Cannabis advocates, though, say they were less alarmed by the Cole Memo rescission than they were heartened by the bipartisan backlash against the move. “I think that was a telltale sign in our country’s political history,” Passerini says. And Irwin sees a “silver lining” in the Justice Department’s “huffing and puffing”–he thinks it’s likely to make it “just a little too dicey” for major corporations to get into the cannabis industry–“which I don’t think is a bad thing.”

The owners of established dispensaries also seem to have faith in their patients’ loyalty to them and their products. “You still see craft breweries popping up and having success,” says Edwards of Bloom City. “You still see really great hand-rolled cigarettes.
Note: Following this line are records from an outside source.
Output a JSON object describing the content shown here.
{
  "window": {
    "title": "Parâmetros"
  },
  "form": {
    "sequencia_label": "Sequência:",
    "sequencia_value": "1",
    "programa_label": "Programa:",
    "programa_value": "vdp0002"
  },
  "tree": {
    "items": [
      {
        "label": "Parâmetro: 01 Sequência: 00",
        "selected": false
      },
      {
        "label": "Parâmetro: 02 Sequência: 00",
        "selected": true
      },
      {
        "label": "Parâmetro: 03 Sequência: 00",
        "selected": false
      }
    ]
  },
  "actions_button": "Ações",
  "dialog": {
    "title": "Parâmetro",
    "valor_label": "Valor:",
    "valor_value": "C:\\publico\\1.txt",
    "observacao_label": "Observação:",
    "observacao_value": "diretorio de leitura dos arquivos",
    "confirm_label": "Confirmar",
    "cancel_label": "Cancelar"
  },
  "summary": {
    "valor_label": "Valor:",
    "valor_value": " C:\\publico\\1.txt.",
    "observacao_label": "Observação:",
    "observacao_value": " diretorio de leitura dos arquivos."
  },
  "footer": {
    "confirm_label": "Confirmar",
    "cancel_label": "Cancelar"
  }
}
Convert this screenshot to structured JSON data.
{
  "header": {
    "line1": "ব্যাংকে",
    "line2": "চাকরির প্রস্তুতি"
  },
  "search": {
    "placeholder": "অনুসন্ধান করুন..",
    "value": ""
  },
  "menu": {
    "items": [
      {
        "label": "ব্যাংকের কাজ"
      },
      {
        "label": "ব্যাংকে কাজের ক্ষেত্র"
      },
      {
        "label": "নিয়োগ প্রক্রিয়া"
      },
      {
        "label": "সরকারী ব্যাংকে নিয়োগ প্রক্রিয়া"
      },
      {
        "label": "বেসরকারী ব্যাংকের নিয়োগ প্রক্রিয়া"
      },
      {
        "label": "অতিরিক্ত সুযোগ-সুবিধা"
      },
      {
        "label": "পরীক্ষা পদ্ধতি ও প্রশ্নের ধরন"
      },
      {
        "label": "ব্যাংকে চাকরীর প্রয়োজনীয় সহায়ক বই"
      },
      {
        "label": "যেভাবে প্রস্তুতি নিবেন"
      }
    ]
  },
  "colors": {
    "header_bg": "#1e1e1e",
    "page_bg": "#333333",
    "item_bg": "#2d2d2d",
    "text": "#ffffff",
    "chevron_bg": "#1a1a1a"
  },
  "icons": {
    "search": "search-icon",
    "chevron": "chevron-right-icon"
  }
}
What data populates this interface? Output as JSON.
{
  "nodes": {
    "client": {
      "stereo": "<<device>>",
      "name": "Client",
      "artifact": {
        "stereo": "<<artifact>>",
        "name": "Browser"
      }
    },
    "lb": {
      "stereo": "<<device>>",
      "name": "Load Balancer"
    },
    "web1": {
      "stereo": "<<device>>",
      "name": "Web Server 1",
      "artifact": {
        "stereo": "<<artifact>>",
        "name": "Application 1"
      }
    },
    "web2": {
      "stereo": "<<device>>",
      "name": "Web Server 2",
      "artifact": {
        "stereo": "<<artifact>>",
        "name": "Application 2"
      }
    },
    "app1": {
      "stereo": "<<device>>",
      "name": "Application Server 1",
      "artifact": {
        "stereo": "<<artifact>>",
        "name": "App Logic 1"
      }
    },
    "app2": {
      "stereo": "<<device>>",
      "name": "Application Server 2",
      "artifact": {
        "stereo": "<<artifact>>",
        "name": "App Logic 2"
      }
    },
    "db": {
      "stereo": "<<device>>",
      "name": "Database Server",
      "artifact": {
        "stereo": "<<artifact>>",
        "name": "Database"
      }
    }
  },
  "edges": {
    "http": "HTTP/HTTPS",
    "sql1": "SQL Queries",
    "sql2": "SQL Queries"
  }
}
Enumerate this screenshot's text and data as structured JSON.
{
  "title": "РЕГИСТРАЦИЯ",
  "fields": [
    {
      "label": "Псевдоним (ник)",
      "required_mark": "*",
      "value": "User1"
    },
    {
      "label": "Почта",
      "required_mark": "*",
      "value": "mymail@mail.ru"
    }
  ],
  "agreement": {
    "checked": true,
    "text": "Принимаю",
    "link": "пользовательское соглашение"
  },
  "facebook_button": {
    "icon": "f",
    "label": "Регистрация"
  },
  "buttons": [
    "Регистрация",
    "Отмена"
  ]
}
I think that big corporations, when they get their hands on this plant finally and they see how tough it is to really grow good medicine, they’re going to be surprised.”

Scientists, too, would like to know more about that “medicine.” U-M pharmaceutical sciences professor Gus Rosania became interested in doing toxicity research on cannabis after studying the anti-inflammatory properties of dronabinol, a legal synthetic form of THC. But he says he can’t study the real thing without wading through “horrendously difficult” paperwork to obtain it from the federal government–and even that isn’t the same as studying the marijuana people are actually consuming.

That’s made Rosania a vocal advocate for recreational legalization. He spoke at Hash Bash this year and says he’s also evangelizing among his colleagues at U-M to support the legalization initiative.

“We’ve got to know what are the risks and what are the benefits,” he says. “There just hasn’t been a rational, educated, science-based discussion around that. Everything people know about it is either hype or fear.

“It’s ill-founded. And I’ve got to change that. I’ve got from now until October.”

Dennis Hayes can see the wave of energy behind recreational legalization, but he’s been through too much to celebrate now. “I’ve spent my career fighting at the edges of this at substantial cost to my clients and have put up with a lot of bullshit,” he says. “Just a lot of bullshit.”

Did he ever expect to see legalization in his lifetime?

“No,” he says. “Come on. John Sinclair went to jail for nine-and-a-half to ten years for giving away two joints.”